Capital gains tax is highly overrated as a source of revenue. None would have been payable in the last three years unless and until rental houses, whether owned by politicians or others, were sold. That would have been only a small proportion of the total private rental housing stock. On the other hand the removal of depreciation allowances on the total private rental housing stock by the National government reaped close to a billion dollars more income tax, and will do so year after year without any private rental housing being sold.

Capital gains tax would be less painful than National's disallowing investors to claim depreciation. That was severe.

duh, how many rental property owners sold their rentals and moved on. None would be a pretty close estimate, and that is the sum total of the CGT that would be available. zip, nada, zero.
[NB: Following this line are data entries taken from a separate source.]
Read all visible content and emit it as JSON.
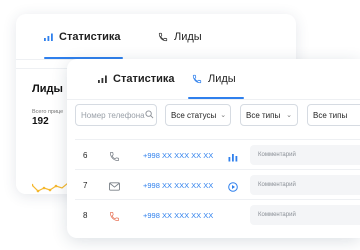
{
  "back_card": {
    "tabs": [
      {
        "label": "Статистика",
        "icon": "bar-chart-icon",
        "active": true
      },
      {
        "label": "Лиды",
        "icon": "phone-icon",
        "active": false
      }
    ],
    "leads_panel": {
      "title": "Лиды",
      "total_label": "Всего прице",
      "total_value": "192"
    }
  },
  "front_card": {
    "tabs": [
      {
        "label": "Статистика",
        "icon": "bar-chart-icon",
        "active": false
      },
      {
        "label": "Лиды",
        "icon": "phone-icon",
        "active": true
      }
    ],
    "filters": {
      "search_placeholder": "Номер телефона",
      "status_value": "Все статусы",
      "type1_value": "Все типы",
      "type2_value": "Все типы"
    },
    "rows": [
      {
        "id": "6",
        "type_icon": "phone-icon",
        "phone": "+998 XX XXX XX XX",
        "action_icon": "stats-icon",
        "comment_placeholder": "Комментарий"
      },
      {
        "id": "7",
        "type_icon": "mail-icon",
        "phone": "+998 XX XXX XX XX",
        "action_icon": "play-icon",
        "comment_placeholder": "Комментарий"
      },
      {
        "id": "8",
        "type_icon": "missed-call-icon",
        "phone": "+998 XX XXX XX XX",
        "action_icon": "",
        "comment_placeholder": "Комментарий"
      }
    ]
  },
  "colors": {
    "accent": "#2f80ed",
    "sparkline": "#f5b82e",
    "missed": "#e8765b"
  }
}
The politics of envy, you need to take this up with someone who lives in an average street in an average suburb, perhaps David Cunliffe would be a good start.

With lower than forecasted tax income from personal and corporate tax contrary to the forecast by macro economic indicators, why is the reserve bank pegged to increase the OCR on Thursday to 2.75%?

Sounds counter productive to me.

Great news! .. people and businesses are keeping more of their earnings to do with as only they know best ...

No coincidence that the economy is starting to recover also.

It's not rocket science.